|Short Description:||Comparative Native Title Law &|
|Faculty or Section :||Faculty of Business, Education, Law and Arts|
|School or Department :||School of Law and Justice|
|Student contribution band :||Band 4|
|ASCED code :||090900 - Law|
|Grading basis :||Graded|
|Version produced :||5 March 2021|
Pre-requisite: (LAW5111 and LAW5112) or Students must be enrolled in one of the following Programs: LLBH or LLMC
Students are required to have access to a personal computer, e-mail capabilities and Internet access to UConnect. Current details of computer requirements can be found at http://www.usq.edu.au/current-students/support/computing/hardware.

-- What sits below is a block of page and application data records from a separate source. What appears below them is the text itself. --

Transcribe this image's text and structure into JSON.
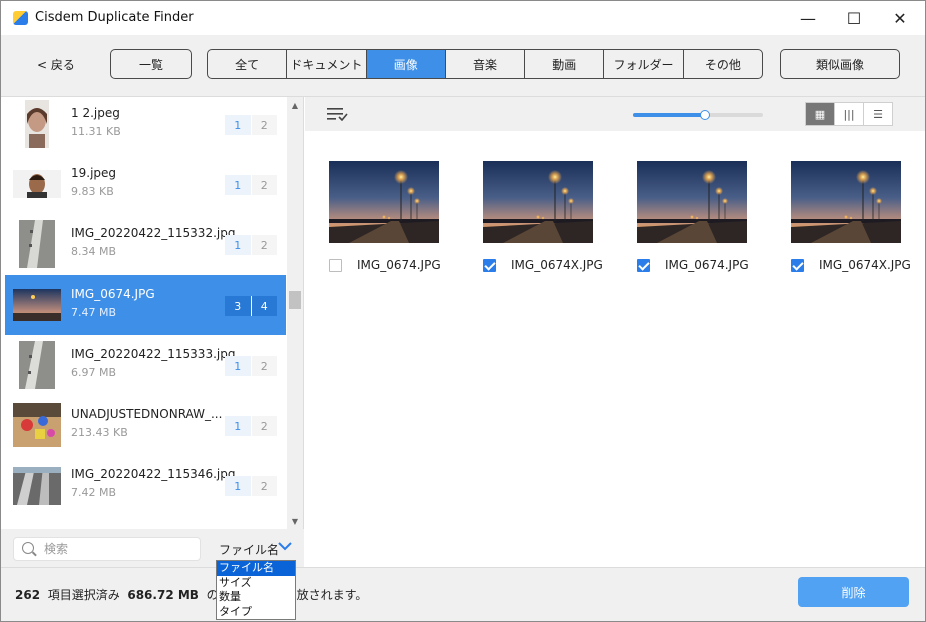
{
  "window": {
    "title": "Cisdem Duplicate Finder",
    "minimize": "—",
    "maximize": "☐",
    "close": "✕"
  },
  "toolbar": {
    "back_label": "< 戻る",
    "overview_label": "一覧",
    "similar_label": "類似画像",
    "tabs": [
      {
        "label": "全て",
        "active": false
      },
      {
        "label": "ドキュメント",
        "active": false
      },
      {
        "label": "画像",
        "active": true
      },
      {
        "label": "音楽",
        "active": false
      },
      {
        "label": "動画",
        "active": false
      },
      {
        "label": "フォルダー",
        "active": false
      },
      {
        "label": "その他",
        "active": false
      }
    ]
  },
  "file_list": {
    "items": [
      {
        "name": "1 2.jpeg",
        "size": "11.31 KB",
        "c1": "1",
        "c2": "2",
        "selected": false,
        "thumb": "portrait-woman"
      },
      {
        "name": "19.jpeg",
        "size": "9.83 KB",
        "c1": "1",
        "c2": "2",
        "selected": false,
        "thumb": "portrait-man"
      },
      {
        "name": "IMG_20220422_115332.jpg",
        "size": "8.34 MB",
        "c1": "1",
        "c2": "2",
        "selected": false,
        "thumb": "rail"
      },
      {
        "name": "IMG_0674.JPG",
        "size": "7.47 MB",
        "c1": "3",
        "c2": "4",
        "selected": true,
        "thumb": "dusk-road"
      },
      {
        "name": "IMG_20220422_115333.jpg",
        "size": "6.97 MB",
        "c1": "1",
        "c2": "2",
        "selected": false,
        "thumb": "rail"
      },
      {
        "name": "UNADJUSTEDNONRAW_...",
        "size": "213.43 KB",
        "c1": "1",
        "c2": "2",
        "selected": false,
        "thumb": "toys"
      },
      {
        "name": "IMG_20220422_115346.jpg",
        "size": "7.42 MB",
        "c1": "1",
        "c2": "2",
        "selected": false,
        "thumb": "rail-dark"
      }
    ]
  },
  "search": {
    "placeholder": "検索"
  },
  "sort": {
    "selected": "ファイル名",
    "options": [
      "ファイル名",
      "サイズ",
      "数量",
      "タイプ"
    ]
  },
  "preview": {
    "zoom_percent": 50,
    "view_modes": [
      {
        "icon": "grid-icon",
        "glyph": "▦",
        "active": true
      },
      {
        "icon": "filmstrip-icon",
        "glyph": "|||",
        "active": false
      },
      {
        "icon": "list-icon",
        "glyph": "☰",
        "active": false
      }
    ],
    "cards": [
      {
        "name": "IMG_0674.JPG",
        "checked": false
      },
      {
        "name": "IMG_0674X.JPG",
        "checked": true
      },
      {
        "name": "IMG_0674.JPG",
        "checked": true
      },
      {
        "name": "IMG_0674X.JPG",
        "checked": true
      }
    ]
  },
  "status": {
    "count": "262",
    "count_label": "項目選択済み",
    "size": "686.72 MB",
    "size_label_pre": "のスト",
    "size_label_post": "放されます。",
    "delete_label": "削除"
  },
  "colors": {
    "accent": "#3e8fe8",
    "delete_button": "#52a2f3",
    "dropdown_highlight": "#0a64d8"
  }
}
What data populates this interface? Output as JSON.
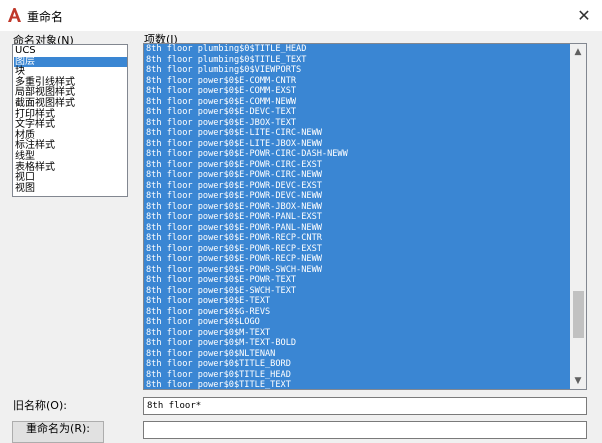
{
  "window": {
    "title": "重命名",
    "close_glyph": "✕",
    "app_icon_color": "#c0392b",
    "accent": "#3a86d3"
  },
  "named_objects": {
    "label": "命名对象(N)",
    "selected_index": 1,
    "items": [
      "UCS",
      "图层",
      "块",
      "多重引线样式",
      "局部视图样式",
      "截面视图样式",
      "打印样式",
      "文字样式",
      "材质",
      "标注样式",
      "线型",
      "表格样式",
      "视口",
      "视图"
    ]
  },
  "entries": {
    "label": "项数(I)",
    "rows": [
      "8th floor plumbing$0$TITLE_HEAD",
      "8th floor plumbing$0$TITLE_TEXT",
      "8th floor plumbing$0$VIEWPORTS",
      "8th floor power$0$E-COMM-CNTR",
      "8th floor power$0$E-COMM-EXST",
      "8th floor power$0$E-COMM-NEWW",
      "8th floor power$0$E-DEVC-TEXT",
      "8th floor power$0$E-JBOX-TEXT",
      "8th floor power$0$E-LITE-CIRC-NEWW",
      "8th floor power$0$E-LITE-JBOX-NEWW",
      "8th floor power$0$E-POWR-CIRC-DASH-NEWW",
      "8th floor power$0$E-POWR-CIRC-EXST",
      "8th floor power$0$E-POWR-CIRC-NEWW",
      "8th floor power$0$E-POWR-DEVC-EXST",
      "8th floor power$0$E-POWR-DEVC-NEWW",
      "8th floor power$0$E-POWR-JBOX-NEWW",
      "8th floor power$0$E-POWR-PANL-EXST",
      "8th floor power$0$E-POWR-PANL-NEWW",
      "8th floor power$0$E-POWR-RECP-CNTR",
      "8th floor power$0$E-POWR-RECP-EXST",
      "8th floor power$0$E-POWR-RECP-NEWW",
      "8th floor power$0$E-POWR-SWCH-NEWW",
      "8th floor power$0$E-POWR-TEXT",
      "8th floor power$0$E-SWCH-TEXT",
      "8th floor power$0$E-TEXT",
      "8th floor power$0$G-REVS",
      "8th floor power$0$LOGO",
      "8th floor power$0$M-TEXT",
      "8th floor power$0$M-TEXT-BOLD",
      "8th floor power$0$NLTENAN",
      "8th floor power$0$TITLE_BORD",
      "8th floor power$0$TITLE_HEAD",
      "8th floor power$0$TITLE_TEXT"
    ],
    "scroll_up_glyph": "▲",
    "scroll_down_glyph": "▼"
  },
  "old_name": {
    "label": "旧名称(O):",
    "value": "8th floor*"
  },
  "rename": {
    "button_label": "重命名为(R):",
    "value": ""
  }
}
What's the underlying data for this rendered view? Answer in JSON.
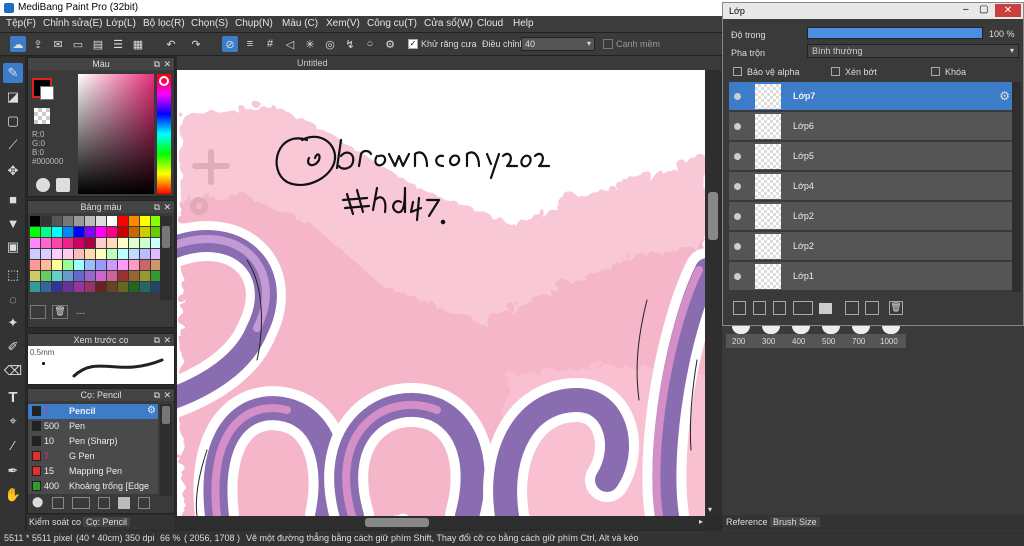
{
  "app": {
    "title": "MediBang Paint Pro (32bit)"
  },
  "menu": [
    "Tệp(F)",
    "Chỉnh sửa(E)",
    "Lớp(L)",
    "Bộ lọc(R)",
    "Chọn(S)",
    "Chụp(N)",
    "Màu (C)",
    "Xem(V)",
    "Công cụ(T)",
    "Cửa sổ(W)",
    "Cloud",
    "Help"
  ],
  "toolbar": {
    "antialias_label": "Khử răng cưa",
    "adjust_label": "Điều chỉnh",
    "adjust_value": "40",
    "margin_label": "Cạnh mềm"
  },
  "document": {
    "tab": "Untitled"
  },
  "color_panel": {
    "title": "Màu",
    "r": "R:0",
    "g": "G:0",
    "b": "B:0",
    "hex": "#000000"
  },
  "palette_panel": {
    "title": "Bảng màu",
    "footer": "---"
  },
  "preview_panel": {
    "title": "Xem trước cọ",
    "size": "0.5mm"
  },
  "brush_panel": {
    "title": "Cọ: Pencil",
    "items": [
      {
        "size": "7",
        "name": "Pencil",
        "color": "#222222"
      },
      {
        "size": "500",
        "name": "Pen",
        "color": "#222222"
      },
      {
        "size": "10",
        "name": "Pen (Sharp)",
        "color": "#222222"
      },
      {
        "size": "7",
        "name": "G Pen",
        "color": "#e03030"
      },
      {
        "size": "15",
        "name": "Mapping Pen",
        "color": "#e03030"
      },
      {
        "size": "400",
        "name": "Khoảng trống [Edge",
        "color": "#2aa02a"
      }
    ]
  },
  "left_bottom_tabs": [
    "Kiểm soát co",
    "Cọ: Pencil"
  ],
  "layer_panel": {
    "title": "Lớp",
    "opacity_label": "Độ trong",
    "opacity_value": "100 %",
    "opacity_fraction": 1.0,
    "blend_label": "Pha trộn",
    "blend_value": "Bình thường",
    "protect_alpha": "Bảo vệ alpha",
    "clip": "Xén bớt",
    "lock": "Khóa",
    "layers": [
      {
        "name": "Lớp7",
        "selected": true
      },
      {
        "name": "Lớp6",
        "selected": false
      },
      {
        "name": "Lớp5",
        "selected": false
      },
      {
        "name": "Lớp4",
        "selected": false
      },
      {
        "name": "Lớp2",
        "selected": false
      },
      {
        "name": "Lớp2",
        "selected": false
      },
      {
        "name": "Lớp1",
        "selected": false
      }
    ]
  },
  "brush_sizes": [
    "200",
    "300",
    "400",
    "500",
    "700",
    "1000"
  ],
  "right_tabs": [
    "Reference",
    "Brush Size"
  ],
  "status": {
    "dims": "5511 * 5511 pixel",
    "cm": "(40 * 40cm)",
    "dpi": "350 dpi",
    "zoom": "66 %",
    "coords": "( 2056, 1708 )",
    "hint": "Vẽ một đường thẳng bằng cách giữ phím Shift, Thay đổi cỡ cọ bằng cách giữ phím Ctrl, Alt và kéo"
  },
  "colors": {
    "accent": "#3d7cc9",
    "pink": "#f6bccd",
    "purple": "#8a6cb0"
  }
}
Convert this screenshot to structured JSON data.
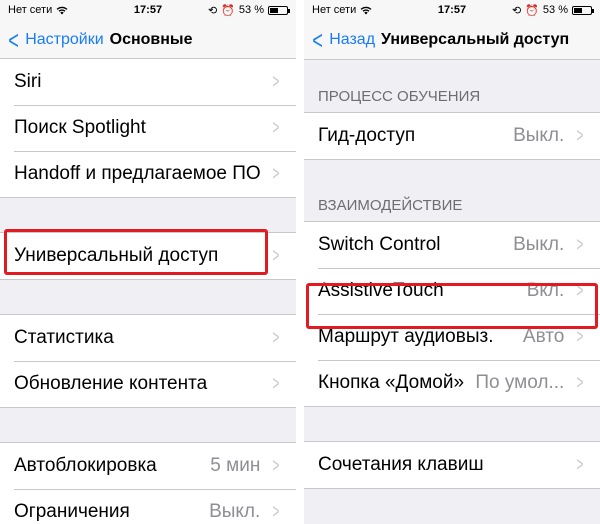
{
  "left": {
    "status": {
      "carrier": "Нет сети",
      "time": "17:57",
      "battery": "53 %",
      "battery_level": 0.53
    },
    "nav": {
      "back": "Настройки",
      "title": "Основные"
    },
    "group1": [
      {
        "label": "Siri"
      },
      {
        "label": "Поиск Spotlight"
      },
      {
        "label": "Handoff и предлагаемое ПО"
      }
    ],
    "group2": [
      {
        "label": "Универсальный доступ"
      }
    ],
    "group3": [
      {
        "label": "Статистика"
      },
      {
        "label": "Обновление контента"
      }
    ],
    "group4": [
      {
        "label": "Автоблокировка",
        "value": "5 мин"
      },
      {
        "label": "Ограничения",
        "value": "Выкл."
      }
    ]
  },
  "right": {
    "status": {
      "carrier": "Нет сети",
      "time": "17:57",
      "battery": "53 %",
      "battery_level": 0.53
    },
    "nav": {
      "back": "Назад",
      "title": "Универсальный доступ"
    },
    "section1_header": "ПРОЦЕСС ОБУЧЕНИЯ",
    "section1": [
      {
        "label": "Гид-доступ",
        "value": "Выкл."
      }
    ],
    "section2_header": "ВЗАИМОДЕЙСТВИЕ",
    "section2": [
      {
        "label": "Switch Control",
        "value": "Выкл."
      },
      {
        "label": "AssistiveTouch",
        "value": "Вкл."
      },
      {
        "label": "Маршрут аудиовыз.",
        "value": "Авто"
      },
      {
        "label": "Кнопка «Домой»",
        "value": "По умол..."
      }
    ],
    "section3": [
      {
        "label": "Сочетания клавиш"
      }
    ]
  },
  "colors": {
    "accent": "#1a7cf5",
    "highlight": "#e21b23"
  }
}
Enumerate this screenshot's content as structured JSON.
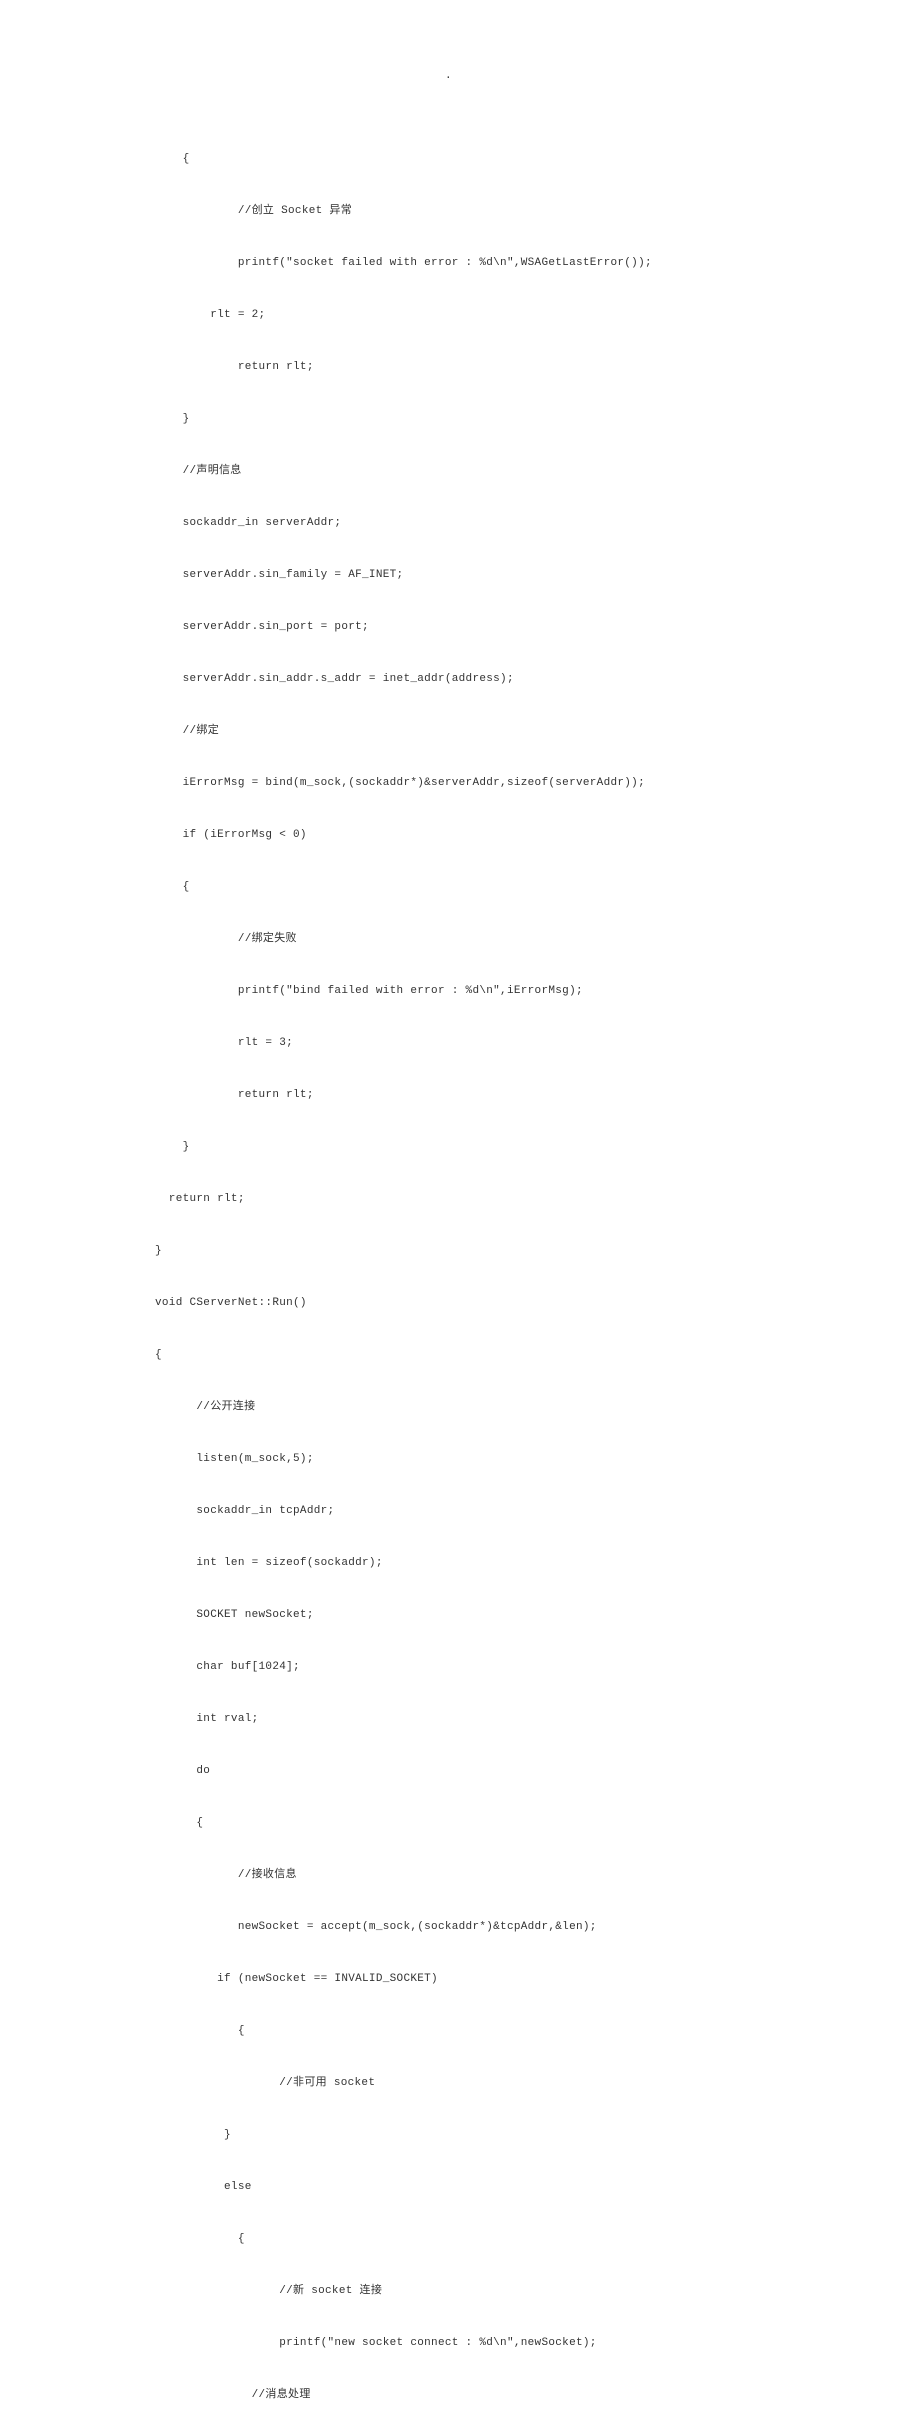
{
  "pageDot": ".",
  "code": {
    "lines": [
      "    {",
      "            //创立 Socket 异常",
      "            printf(\"socket failed with error : %d\\n\",WSAGetLastError());",
      "        rlt = 2;",
      "            return rlt;",
      "    }",
      "    //声明信息",
      "    sockaddr_in serverAddr;",
      "    serverAddr.sin_family = AF_INET;",
      "    serverAddr.sin_port = port;",
      "    serverAddr.sin_addr.s_addr = inet_addr(address);",
      "    //绑定",
      "    iErrorMsg = bind(m_sock,(sockaddr*)&serverAddr,sizeof(serverAddr));",
      "    if (iErrorMsg < 0)",
      "    {",
      "            //绑定失败",
      "            printf(\"bind failed with error : %d\\n\",iErrorMsg);",
      "            rlt = 3;",
      "            return rlt;",
      "    }",
      "  return rlt;",
      "}",
      "void CServerNet::Run()",
      "{",
      "      //公开连接",
      "      listen(m_sock,5);",
      "      sockaddr_in tcpAddr;",
      "      int len = sizeof(sockaddr);",
      "      SOCKET newSocket;",
      "      char buf[1024];",
      "      int rval;",
      "      do",
      "      {",
      "            //接收信息",
      "            newSocket = accept(m_sock,(sockaddr*)&tcpAddr,&len);",
      "         if (newSocket == INVALID_SOCKET)",
      "            {",
      "                  //非可用 socket",
      "          }",
      "          else",
      "            {",
      "                  //新 socket 连接",
      "                  printf(\"new socket connect : %d\\n\",newSocket);",
      "              //消息处理"
    ]
  }
}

This course constructs a chronology of the recognition and refinement of the concept of native title in Australia, and intersperses with this an exploration of the relevant legal history in the US, Canada and New Zealand. It examines the Australian legal landscape prior to the watershed Mabo (No2) decision, critically re-examines that decision and its implications, and explores the essence of the parallel but much longer legal histories in other key countries - in the process providing a case study in comparative methodology. The course then returns to Australia, examining the initial federal legislative response in the Native Title Act 1993 (Cth), the succeeding critical Australian cases on extinguishment and ultimately proof and content, the evolution of the federal legislation, and the pattern of agreement making across the country. It concludes with a close exploration of key contemporary controversies and initiatives in the field.
|Semester 1, 2021||Online|